To stave off that risk, she urged presiding judge Alessandro Nencini to turn down prosecutors' requests to listen to “unreliable” witnesses, such as a woman who says she heard a scream coming from Kercher's apartment the night she is believed to have been killed.
At the same time, she called for more “scientific” tests on contentious issues, such as whether Sollecito and Knox could really have erased their traces from Kercher's bedroom while leaving those of Rudy Guede, their alleged accomplice.
The Ivory Coast-born Guede is serving a 16-year jail term after being found guilty in separate fast-track proceedings that ended three years ago. Judges concluded that he did not act alone and suggested that Kercher may have been killed after group sex.
Meanwhile, Crini agreed to more DNA testing on the presumed murder weapon - a knife - and for the court to hear again Sollecito's ex prison cellmate Luciano Aviello, a witness of suspect reliability.
Both moves were suggested by the Cassation Court when it invalidated Knox and Sollecito's acquittal.
Nencini, the man who was going to decide what the retrial was going to focus on, signaled that he did not want to steamroll ahead. “This is is not a Taliban court, we will give everybody time to make their arguments,” he said.
In a letter presented by their lawyer, Francesco Maresca, Kercher's parents and her sister Stephanie said they would follow proceedings from their home in Britain, hoping for closure.
“It has been the most difficult six years of our lives,” they wrote. “We desperately want to find the truth and justice for Meredith, who was so brutally and unnecessarily taken from us.”
Lumumba, who was dragged into the affair after Knox lied to police that she saw him entering Kercher's bedroom, had more clear-cut expectations.
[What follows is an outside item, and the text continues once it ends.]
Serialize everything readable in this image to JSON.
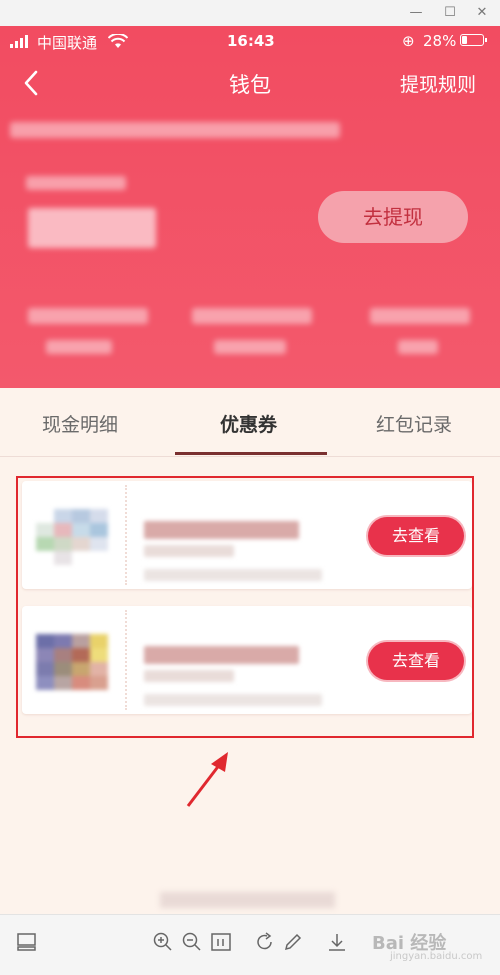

He told reporters that all he wanted was “that Amanda goes back to prison.”